Paper provided by University Library of Munich, Germany in its series MPRA Paper with number 25467.

as in new window
Length:
Date of creation: 04 Jul 2010
Date of revision:
Handle: RePEc:pra:mprapa:25467

Contact details of provider:
Postal: Schackstr. 4, D-80539 Munich, Germany
Phone: +49-(0)89-2180-2219
Fax: +49-(0)89-2180-3900
Web page: http://mpra.ub.uni-muenchen.de
More information through EDIRC

Related research

Keywords: Consumer Revolution Pre-Modern;

Find related papers by JEL classification:

This paper has been announced in the following NEP Reports:

References

References listed on IDEAS
Please report citation or reference errors to , or , if you are the registered author of the cited work, log in to your RePEc Author Service profile, click on "citations" and make appropriate adjustments.:
as in new window
  1. E. A. Wrigley, 2007. "English county populations in the later eighteenth century -super-1," Economic History Review, Economic History Society, Economic History Society, vol. 60(1), pages 35-69, 02.
  2. Clark, Gregory & Cummins, Neil, 2010. "Malthus to Modernity: England’s First Fertility Transition, 1760-1800," MPRA Paper 25465, University Library of Munich, Germany.
  3. Gregory Clark, 2009. "The Macroeconomic Aggregates for England, 1209-2008," Working Papers, University of California, Davis, Department of Economics 919, University of California, Davis, Department of Economics.
  4. Clark, Gregory & Werf, Ysbrand Van Der, 1998. "Work in Progress?
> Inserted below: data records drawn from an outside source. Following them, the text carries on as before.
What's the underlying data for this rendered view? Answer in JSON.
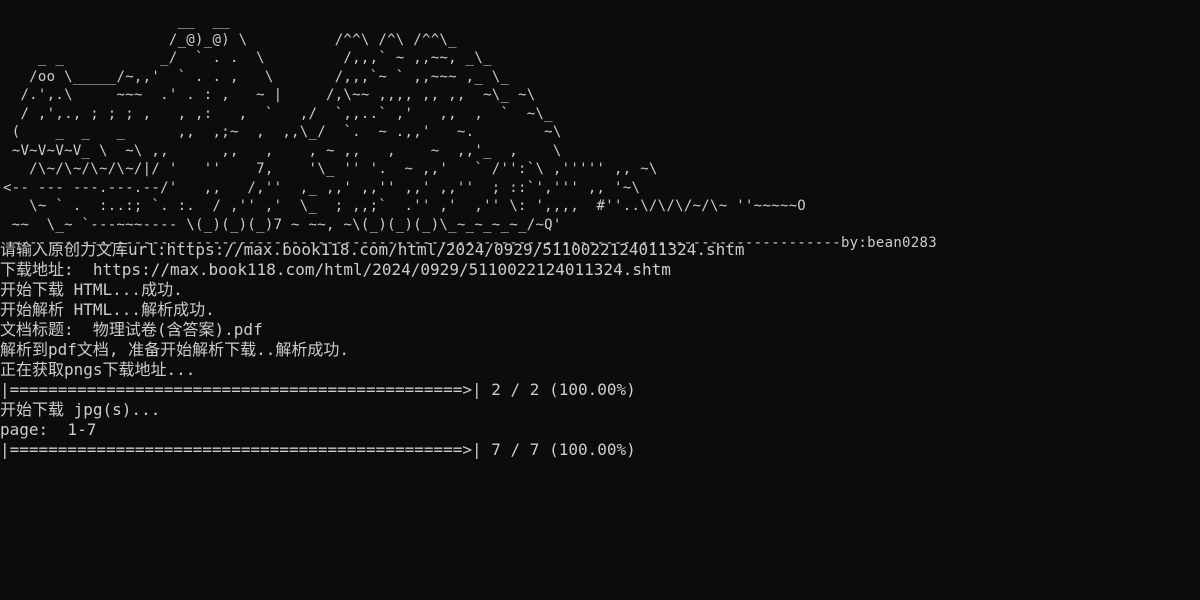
{
  "banner": {
    "art_lines": [
      "                    __  __",
      "                   /_@)_@) \\          /^^\\ /^\\ /^^\\_",
      "    _ _           _/  ` . .  \\         /,,,` ~ ,,~~, _\\_",
      "   /oo \\_____/~,,'  ` . . ,   \\       /,,,`~ ` ,,~~~ ,_ \\_",
      "  /.',.\\     ~~~  .' . : ,   ~ |     /,\\~~ ,,,, ,, ,,  ~\\_ ~\\",
      "  / ,',., ; ; ; ,   , ,:   ,  `   ,/  `,,..` ,'   ,,  ,  `  ~\\_",
      " (    _  _   _      ,,  ,;~  ,  ,,\\_/  `.  ~ .,,'   ~.        ~\\",
      " ~V~V~V~V_ \\  ~\\ ,,      ,,   ,    , ~ ,,   ,    ~  ,,'_  ,    \\",
      "   /\\~/\\~/\\~/\\~/|/ '   ''    7,    '\\_ '' '.  ~ ,,'   ` /'':`\\ ,''''' ,, ~\\",
      "<-- --- ---.---.--/'   ,,   /,''  ,_ ,,' ,,'' ,,' ,,''  ; ::`',''' ,, '~\\",
      "   \\~ ` .  :..:; `. :.  / ,'' ,'  \\_  ; ,,;`  .'' ,'  ,'' \\: ',,,,  #''..\\/\\/\\/~/\\~ ''~~~~~O",
      " ~~  \\_~ `---~~~---- \\(_)(_)(_)7 ~ ~~, ~\\(_)(_)(_)\\_~_~_~_~_/~Q'",
      " -----------------------------------------------------------------------------------------------by:bean0283"
    ]
  },
  "log": {
    "prompt_url": "请输入原创力文库url:https://max.book118.com/html/2024/0929/5110022124011324.shtm",
    "download_address": "下载地址:  https://max.book118.com/html/2024/0929/5110022124011324.shtm",
    "start_download_html": "开始下载 HTML...成功.",
    "start_parse_html": "开始解析 HTML...解析成功.",
    "doc_title": "文档标题:  物理试卷(含答案).pdf",
    "parsed_pdf": "解析到pdf文档, 准备开始解析下载..解析成功.",
    "fetching_pngs": "正在获取pngs下载地址...",
    "progress_1": "|===============================================>| 2 / 2 (100.00%)",
    "start_download_jpg": "开始下载 jpg(s)...",
    "page_range": "page:  1-7",
    "progress_2": "|===============================================>| 7 / 7 (100.00%)"
  },
  "colors": {
    "background": "#0c0c0c",
    "foreground": "#cccccc"
  }
}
The Industrious Revolution," The Journal of Economic History, Cambridge University Press, Cambridge University Press, vol. 58(03), pages 830-843, September.
  5. Gregory Clark & Michael Huberman & Peter H. Lindert, 1995. "A British food puzzle, 1770–1850," Economic History Review, Economic History Society, Economic History Society, vol. 48(2), pages 215-237, 05.
  6. Robert C. Allen, 2008. "A Review of Gregory Clark's A Farewell to Alms: A Brief Economic History of the World," Journal of Economic Literature, American Economic Association, American Economic Association, vol. 46(4), pages 946-73, December.
  7. Voth, Hans-Joachim, 2001. "The Longest Years: New Estimates Of Labor Input In England, 1760 1830," The Journal of Economic History, Cambridge University Press, Cambridge University Press, vol. 61(04), pages 1065-1082, December.
Full references (including those not matched with items on IDEAS)

Citations
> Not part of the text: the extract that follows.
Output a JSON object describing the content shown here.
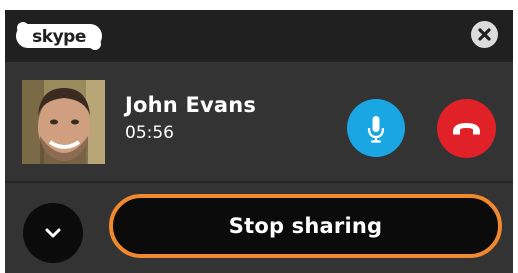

Citations are extracted by the CitEc Project, subscribe to its RSS feed for this item.
as in new window

Cited by:
  1. Gregory Clark & Joe Cummins & Brock Smith, 2010. "The Surprising Wealth of Pre-industrial England," Working Papers, University of California, Davis, Department of Economics 1014, University of California, Davis, Department of Economics.
  2. Clark, Gregory, 2010. "1381 and the Malthus Delusion," MPRA Paper 25466, University Library of Munich, Germany.
  3. Dobado-González, Rafael, 2013. "La globalización hispana del comercio y el arte en la Edad Moderna
    [The hispanic globalization of commerce and art in the early modern era]
    ," MPRA Paper 51112, University Library of Munich, Germany.

Lists

This item is not listed on Wikipedia, on a reading list or among the top items on IDEAS.

Statistics

Access and download statistics

Corrections

When requesting a correction, please mention this item's handle: RePEc:pra:mprapa:25467. See general information about how to correct material in RePEc.

For technical questions regarding this item, or to correct its authors, title, abstract, bibliographic or download information, contact: (Ekkehart Schlicht).

If you have authored this item and are not yet registered with RePEc, we encourage you to do it here. This allows to link your profile to this item. It also allows you to accept potential citations to this item that we are uncertain about.

If references are entirely missing, you can add them using this form.

If the full references list an item that is present in RePEc, but the system did not link to it, you can help with this form.

If you know of missing items citing this one, you can help us creating those links by adding the relevant references in the same way as above, for each refering item. If you are a registered author of this item, you may also want to check the "citations" tab in your profile, as there may be some citations waiting for confirmation.

Please note that corrections may take a couple of weeks to filter through the various RePEc services.